- _Instructions to follow_: Whichever lines of the entries hold the word "Bids" should be identified and copied.

[Records from a data source]
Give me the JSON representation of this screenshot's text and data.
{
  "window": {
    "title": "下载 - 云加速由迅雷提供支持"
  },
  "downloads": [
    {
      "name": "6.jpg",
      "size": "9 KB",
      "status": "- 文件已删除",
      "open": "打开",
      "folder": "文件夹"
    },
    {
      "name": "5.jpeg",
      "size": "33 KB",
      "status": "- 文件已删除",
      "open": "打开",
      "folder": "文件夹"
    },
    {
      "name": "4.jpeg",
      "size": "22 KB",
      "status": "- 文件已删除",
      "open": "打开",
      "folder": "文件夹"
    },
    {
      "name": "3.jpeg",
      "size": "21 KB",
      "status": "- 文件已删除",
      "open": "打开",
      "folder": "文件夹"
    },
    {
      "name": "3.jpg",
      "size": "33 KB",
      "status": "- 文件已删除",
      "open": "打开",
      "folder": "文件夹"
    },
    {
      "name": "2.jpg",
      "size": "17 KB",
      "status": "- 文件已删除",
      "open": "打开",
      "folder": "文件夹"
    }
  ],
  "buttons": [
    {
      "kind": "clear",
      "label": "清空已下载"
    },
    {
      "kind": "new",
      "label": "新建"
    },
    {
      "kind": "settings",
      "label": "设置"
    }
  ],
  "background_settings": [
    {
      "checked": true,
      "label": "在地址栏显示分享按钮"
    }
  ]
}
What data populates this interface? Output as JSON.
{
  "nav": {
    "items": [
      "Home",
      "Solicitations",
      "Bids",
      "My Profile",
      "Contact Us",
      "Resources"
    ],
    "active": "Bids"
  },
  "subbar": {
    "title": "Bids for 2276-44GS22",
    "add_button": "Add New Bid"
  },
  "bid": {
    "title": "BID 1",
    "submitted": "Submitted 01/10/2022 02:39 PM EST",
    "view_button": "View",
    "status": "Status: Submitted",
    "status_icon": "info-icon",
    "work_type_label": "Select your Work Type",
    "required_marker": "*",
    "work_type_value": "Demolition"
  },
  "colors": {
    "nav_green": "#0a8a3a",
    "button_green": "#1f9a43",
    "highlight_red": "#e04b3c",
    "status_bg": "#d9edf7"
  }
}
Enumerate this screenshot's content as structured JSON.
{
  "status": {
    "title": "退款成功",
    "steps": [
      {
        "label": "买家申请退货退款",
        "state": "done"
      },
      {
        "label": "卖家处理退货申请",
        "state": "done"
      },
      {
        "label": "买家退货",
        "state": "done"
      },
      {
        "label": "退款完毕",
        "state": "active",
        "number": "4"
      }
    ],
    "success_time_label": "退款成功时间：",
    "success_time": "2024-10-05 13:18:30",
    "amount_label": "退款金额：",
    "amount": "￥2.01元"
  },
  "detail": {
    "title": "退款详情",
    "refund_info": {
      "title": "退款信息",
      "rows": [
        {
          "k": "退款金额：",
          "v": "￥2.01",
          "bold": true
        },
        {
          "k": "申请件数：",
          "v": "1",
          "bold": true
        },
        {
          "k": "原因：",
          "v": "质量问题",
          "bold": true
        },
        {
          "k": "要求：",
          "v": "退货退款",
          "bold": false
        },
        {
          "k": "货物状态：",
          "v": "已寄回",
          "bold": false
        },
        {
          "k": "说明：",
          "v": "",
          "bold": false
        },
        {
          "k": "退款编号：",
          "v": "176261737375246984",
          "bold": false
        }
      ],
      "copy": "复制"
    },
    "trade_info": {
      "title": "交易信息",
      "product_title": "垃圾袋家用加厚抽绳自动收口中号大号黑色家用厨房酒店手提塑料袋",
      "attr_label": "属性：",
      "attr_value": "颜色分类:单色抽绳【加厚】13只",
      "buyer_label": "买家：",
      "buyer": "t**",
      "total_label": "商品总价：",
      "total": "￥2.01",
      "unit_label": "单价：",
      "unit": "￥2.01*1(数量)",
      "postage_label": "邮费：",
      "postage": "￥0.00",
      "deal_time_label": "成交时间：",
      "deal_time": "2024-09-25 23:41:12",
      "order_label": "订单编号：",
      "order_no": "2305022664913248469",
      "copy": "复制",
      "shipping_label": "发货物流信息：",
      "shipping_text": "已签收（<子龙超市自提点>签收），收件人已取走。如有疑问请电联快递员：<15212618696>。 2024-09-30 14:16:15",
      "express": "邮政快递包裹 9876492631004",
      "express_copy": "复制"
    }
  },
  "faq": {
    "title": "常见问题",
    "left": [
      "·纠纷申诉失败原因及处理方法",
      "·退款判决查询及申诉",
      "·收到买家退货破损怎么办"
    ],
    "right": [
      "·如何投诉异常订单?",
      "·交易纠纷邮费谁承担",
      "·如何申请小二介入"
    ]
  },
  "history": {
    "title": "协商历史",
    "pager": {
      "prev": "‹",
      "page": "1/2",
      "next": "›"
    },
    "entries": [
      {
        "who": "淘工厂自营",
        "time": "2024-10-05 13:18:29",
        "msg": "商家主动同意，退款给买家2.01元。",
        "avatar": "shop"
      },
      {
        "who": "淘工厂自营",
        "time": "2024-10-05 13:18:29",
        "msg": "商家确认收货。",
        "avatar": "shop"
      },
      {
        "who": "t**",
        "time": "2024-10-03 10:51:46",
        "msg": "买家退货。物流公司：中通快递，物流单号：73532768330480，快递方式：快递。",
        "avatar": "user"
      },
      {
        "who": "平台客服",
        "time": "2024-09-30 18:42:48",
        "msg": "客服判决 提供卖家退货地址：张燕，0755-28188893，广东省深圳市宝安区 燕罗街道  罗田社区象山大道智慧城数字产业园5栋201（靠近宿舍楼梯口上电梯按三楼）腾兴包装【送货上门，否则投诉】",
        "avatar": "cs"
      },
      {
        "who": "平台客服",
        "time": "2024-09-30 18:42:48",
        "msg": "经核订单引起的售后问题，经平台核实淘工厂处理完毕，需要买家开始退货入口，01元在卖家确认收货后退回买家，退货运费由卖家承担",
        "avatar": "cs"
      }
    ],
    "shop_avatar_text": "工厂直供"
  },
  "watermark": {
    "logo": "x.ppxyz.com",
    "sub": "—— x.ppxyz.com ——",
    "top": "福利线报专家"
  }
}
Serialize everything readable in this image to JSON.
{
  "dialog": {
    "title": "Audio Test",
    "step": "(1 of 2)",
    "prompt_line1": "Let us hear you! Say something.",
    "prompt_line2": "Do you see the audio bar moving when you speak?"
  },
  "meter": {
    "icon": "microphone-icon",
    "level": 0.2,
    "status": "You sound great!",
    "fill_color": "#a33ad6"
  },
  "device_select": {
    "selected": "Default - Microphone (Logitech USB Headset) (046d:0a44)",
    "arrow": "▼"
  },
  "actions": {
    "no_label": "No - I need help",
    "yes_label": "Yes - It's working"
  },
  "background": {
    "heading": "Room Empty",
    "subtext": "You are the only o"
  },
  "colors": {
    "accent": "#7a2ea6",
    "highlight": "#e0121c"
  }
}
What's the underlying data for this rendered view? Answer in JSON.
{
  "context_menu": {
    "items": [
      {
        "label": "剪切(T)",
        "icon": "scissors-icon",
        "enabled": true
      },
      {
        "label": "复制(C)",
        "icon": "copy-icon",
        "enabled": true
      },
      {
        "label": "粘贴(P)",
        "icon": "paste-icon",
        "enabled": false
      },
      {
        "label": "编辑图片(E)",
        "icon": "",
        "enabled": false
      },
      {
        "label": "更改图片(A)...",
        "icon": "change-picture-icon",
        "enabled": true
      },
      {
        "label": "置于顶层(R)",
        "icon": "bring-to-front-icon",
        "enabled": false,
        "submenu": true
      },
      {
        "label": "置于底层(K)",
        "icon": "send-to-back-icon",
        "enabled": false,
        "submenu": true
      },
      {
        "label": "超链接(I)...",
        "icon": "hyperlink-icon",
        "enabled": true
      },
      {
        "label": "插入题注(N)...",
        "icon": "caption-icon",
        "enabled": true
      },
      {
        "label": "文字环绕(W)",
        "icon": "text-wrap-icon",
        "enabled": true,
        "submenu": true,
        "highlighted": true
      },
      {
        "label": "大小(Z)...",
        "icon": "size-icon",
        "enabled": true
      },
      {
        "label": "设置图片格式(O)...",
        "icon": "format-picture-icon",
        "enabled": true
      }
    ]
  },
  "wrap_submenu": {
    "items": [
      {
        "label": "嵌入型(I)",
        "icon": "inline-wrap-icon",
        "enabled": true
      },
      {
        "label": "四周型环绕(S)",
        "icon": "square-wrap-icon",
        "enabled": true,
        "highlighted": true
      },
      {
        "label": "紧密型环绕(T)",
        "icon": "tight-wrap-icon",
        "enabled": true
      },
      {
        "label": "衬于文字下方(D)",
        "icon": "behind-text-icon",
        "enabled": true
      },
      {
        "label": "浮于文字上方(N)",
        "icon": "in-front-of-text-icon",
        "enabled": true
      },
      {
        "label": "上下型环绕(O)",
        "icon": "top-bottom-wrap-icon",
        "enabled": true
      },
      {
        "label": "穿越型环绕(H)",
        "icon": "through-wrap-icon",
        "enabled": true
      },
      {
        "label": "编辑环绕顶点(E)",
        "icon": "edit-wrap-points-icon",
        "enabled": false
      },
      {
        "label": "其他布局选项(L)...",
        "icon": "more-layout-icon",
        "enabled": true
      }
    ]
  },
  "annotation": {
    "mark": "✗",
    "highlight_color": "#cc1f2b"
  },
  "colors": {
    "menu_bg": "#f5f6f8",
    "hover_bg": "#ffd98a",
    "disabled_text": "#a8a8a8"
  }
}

- _Exercise answer_:
      "Bids",
    "active": "Bids"
    "title": "Bids for 2276-44GS22",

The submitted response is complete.